▸ What is expected
State how many lines below hold the word "emuration". Give that number and no other text.

(Records for processing Opens)

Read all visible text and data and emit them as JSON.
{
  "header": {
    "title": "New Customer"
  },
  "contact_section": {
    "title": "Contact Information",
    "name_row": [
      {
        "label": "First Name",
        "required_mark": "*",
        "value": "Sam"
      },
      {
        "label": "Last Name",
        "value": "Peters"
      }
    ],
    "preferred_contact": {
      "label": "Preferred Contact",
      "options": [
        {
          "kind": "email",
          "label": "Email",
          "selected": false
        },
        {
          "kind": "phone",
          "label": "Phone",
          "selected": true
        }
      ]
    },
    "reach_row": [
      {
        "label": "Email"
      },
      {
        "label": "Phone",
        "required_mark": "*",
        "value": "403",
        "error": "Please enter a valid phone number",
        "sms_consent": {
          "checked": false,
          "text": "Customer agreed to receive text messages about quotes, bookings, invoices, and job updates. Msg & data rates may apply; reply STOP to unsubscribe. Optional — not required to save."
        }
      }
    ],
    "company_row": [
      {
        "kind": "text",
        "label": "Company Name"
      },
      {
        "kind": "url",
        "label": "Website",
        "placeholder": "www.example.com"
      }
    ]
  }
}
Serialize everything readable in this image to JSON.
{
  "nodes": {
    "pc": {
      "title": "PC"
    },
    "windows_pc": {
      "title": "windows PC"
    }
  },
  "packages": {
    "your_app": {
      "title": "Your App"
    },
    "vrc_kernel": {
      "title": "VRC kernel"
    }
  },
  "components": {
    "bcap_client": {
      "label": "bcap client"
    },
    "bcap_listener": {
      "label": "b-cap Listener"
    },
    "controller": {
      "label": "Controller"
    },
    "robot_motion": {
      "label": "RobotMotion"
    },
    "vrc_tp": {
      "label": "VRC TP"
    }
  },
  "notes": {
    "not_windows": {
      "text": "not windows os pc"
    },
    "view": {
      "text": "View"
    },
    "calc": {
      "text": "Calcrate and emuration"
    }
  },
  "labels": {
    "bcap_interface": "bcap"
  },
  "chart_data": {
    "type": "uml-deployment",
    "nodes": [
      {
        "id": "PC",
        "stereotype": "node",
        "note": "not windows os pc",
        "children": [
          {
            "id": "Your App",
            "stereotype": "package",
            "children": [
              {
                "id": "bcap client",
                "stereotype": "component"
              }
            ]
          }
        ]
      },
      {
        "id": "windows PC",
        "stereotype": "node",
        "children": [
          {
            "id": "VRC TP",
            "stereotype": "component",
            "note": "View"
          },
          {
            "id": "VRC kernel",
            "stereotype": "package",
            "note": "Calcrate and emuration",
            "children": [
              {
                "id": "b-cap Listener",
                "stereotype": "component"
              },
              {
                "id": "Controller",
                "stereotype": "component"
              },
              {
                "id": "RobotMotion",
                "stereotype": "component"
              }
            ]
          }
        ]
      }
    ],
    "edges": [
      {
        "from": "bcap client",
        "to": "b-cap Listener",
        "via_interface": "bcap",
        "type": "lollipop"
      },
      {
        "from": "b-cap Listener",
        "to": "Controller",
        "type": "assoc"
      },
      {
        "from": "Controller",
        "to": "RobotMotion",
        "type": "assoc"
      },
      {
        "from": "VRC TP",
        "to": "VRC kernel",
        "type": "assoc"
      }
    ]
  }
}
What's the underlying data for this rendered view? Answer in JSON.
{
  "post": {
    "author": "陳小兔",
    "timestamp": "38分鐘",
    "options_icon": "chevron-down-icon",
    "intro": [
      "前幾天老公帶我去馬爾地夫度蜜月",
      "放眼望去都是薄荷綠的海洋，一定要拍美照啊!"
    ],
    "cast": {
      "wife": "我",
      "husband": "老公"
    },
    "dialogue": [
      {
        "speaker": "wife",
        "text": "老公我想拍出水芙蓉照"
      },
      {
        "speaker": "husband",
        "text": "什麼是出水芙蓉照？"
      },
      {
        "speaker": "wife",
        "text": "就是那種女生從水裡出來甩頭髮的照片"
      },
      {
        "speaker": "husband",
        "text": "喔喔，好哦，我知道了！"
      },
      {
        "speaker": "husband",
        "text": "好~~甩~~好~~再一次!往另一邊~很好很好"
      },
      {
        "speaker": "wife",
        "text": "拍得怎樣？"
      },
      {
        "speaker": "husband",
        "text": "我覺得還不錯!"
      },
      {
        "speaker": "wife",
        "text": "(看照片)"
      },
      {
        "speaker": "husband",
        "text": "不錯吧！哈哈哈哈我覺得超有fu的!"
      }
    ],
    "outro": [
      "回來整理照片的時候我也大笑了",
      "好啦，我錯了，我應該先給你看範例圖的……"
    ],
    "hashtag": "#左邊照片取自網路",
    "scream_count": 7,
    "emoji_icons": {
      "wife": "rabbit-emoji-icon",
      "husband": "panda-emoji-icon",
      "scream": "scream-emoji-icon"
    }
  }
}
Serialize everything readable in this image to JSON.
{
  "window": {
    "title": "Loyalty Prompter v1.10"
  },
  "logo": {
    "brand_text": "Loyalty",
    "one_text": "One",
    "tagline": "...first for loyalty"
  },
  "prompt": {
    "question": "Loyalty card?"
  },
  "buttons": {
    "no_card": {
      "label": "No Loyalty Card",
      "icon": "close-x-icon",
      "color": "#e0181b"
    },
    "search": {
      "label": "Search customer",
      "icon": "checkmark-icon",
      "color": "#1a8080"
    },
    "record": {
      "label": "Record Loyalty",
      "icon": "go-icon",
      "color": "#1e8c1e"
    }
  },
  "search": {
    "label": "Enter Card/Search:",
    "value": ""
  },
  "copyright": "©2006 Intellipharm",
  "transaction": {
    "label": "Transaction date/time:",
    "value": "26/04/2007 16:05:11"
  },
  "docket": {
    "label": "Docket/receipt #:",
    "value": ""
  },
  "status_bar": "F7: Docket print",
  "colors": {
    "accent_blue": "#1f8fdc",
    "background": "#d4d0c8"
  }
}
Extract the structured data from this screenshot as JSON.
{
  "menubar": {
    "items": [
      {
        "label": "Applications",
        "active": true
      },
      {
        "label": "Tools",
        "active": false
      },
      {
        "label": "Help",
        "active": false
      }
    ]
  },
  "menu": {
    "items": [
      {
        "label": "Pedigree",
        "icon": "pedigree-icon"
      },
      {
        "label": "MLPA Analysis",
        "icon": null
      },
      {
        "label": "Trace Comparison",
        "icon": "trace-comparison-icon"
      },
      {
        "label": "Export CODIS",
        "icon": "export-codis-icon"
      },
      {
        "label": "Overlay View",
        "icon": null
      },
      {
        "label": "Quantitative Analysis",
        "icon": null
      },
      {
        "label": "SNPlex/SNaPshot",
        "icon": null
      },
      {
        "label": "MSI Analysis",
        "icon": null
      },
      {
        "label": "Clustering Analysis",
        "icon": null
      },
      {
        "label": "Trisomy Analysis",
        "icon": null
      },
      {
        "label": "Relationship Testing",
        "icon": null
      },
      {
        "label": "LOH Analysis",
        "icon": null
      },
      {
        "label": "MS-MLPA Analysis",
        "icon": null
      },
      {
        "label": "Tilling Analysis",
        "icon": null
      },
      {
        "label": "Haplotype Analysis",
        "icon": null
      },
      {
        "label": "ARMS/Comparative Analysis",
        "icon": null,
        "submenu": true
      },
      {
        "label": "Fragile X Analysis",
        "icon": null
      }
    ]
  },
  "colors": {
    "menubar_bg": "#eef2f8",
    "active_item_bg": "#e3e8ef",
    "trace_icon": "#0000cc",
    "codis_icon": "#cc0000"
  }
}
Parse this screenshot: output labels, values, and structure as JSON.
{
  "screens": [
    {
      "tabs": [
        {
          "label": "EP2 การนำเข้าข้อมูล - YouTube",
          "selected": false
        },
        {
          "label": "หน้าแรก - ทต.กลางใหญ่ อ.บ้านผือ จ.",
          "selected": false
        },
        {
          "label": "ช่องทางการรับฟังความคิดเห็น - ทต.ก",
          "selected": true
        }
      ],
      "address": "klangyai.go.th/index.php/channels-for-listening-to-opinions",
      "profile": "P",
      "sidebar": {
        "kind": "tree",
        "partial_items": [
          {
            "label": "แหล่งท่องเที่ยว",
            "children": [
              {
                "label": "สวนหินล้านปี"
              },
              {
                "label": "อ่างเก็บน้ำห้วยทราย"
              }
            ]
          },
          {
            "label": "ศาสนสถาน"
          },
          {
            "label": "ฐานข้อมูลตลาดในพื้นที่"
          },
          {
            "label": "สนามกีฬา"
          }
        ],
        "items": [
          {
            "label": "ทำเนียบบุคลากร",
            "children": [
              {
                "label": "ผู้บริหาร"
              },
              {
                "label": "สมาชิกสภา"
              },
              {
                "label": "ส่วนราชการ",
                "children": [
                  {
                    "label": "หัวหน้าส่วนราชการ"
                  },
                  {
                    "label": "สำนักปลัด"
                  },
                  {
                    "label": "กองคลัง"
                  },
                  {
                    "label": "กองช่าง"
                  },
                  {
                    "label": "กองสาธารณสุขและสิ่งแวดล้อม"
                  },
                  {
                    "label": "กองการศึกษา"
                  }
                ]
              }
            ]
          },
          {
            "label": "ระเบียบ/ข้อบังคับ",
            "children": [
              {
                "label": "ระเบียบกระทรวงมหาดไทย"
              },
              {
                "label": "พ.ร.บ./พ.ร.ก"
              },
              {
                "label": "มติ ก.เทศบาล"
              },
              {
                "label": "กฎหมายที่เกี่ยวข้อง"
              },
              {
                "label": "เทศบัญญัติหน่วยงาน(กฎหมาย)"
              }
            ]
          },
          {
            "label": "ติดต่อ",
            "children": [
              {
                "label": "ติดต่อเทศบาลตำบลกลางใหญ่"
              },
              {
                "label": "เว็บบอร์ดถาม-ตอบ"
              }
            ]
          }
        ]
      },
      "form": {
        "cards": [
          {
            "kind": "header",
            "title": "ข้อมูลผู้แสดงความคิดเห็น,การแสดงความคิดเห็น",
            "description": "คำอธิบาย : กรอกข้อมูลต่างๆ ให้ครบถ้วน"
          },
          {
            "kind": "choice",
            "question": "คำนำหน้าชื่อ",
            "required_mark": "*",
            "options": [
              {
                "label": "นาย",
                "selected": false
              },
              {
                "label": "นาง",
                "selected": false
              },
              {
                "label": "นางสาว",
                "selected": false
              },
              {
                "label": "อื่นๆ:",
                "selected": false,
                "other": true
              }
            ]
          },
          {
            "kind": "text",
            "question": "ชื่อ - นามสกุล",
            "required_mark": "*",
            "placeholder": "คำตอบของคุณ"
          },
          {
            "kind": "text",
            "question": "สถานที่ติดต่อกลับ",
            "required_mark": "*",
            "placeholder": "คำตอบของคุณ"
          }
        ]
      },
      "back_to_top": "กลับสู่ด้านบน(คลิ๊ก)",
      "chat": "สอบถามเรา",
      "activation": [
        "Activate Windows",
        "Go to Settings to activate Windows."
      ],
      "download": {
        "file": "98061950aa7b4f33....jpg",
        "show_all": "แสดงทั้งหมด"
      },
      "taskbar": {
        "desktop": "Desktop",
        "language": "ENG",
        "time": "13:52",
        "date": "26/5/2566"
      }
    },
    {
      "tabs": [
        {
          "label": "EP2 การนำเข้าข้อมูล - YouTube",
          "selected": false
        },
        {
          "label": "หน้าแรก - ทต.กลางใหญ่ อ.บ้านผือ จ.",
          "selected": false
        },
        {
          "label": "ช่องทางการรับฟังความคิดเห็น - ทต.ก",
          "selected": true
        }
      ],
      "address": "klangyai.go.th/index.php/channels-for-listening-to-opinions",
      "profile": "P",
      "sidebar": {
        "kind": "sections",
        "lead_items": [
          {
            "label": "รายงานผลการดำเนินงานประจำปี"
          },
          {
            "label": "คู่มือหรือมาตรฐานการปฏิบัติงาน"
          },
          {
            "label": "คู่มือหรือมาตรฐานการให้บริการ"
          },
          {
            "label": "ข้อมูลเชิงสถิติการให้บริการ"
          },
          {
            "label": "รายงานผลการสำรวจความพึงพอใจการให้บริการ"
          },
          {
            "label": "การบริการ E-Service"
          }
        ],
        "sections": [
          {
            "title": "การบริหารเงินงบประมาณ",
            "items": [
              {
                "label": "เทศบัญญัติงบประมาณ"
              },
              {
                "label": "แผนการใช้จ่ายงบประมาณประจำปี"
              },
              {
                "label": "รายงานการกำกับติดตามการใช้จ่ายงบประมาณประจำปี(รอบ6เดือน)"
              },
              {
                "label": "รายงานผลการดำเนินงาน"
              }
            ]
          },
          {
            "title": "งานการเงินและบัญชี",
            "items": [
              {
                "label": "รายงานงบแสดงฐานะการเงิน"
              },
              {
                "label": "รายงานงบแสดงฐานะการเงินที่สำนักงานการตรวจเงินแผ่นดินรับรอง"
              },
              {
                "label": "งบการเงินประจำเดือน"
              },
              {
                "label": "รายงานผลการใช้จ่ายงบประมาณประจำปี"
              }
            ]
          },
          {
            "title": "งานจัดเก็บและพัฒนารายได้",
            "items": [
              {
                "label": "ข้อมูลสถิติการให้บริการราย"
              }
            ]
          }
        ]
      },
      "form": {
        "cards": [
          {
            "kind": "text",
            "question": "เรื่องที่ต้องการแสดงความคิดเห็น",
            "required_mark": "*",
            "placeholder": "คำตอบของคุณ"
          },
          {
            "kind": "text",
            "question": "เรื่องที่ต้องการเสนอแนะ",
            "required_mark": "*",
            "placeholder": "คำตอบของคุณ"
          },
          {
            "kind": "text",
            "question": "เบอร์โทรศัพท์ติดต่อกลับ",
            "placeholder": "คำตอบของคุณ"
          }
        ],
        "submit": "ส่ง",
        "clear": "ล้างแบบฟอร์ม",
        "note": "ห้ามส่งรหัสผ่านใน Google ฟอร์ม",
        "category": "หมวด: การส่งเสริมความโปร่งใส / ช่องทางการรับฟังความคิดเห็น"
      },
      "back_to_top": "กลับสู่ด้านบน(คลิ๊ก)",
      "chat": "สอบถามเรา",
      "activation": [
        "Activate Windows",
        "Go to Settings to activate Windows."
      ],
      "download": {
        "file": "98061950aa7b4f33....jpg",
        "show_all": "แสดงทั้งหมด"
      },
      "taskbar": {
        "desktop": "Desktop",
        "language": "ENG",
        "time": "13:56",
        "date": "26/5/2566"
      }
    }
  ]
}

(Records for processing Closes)

▸ The completed task
2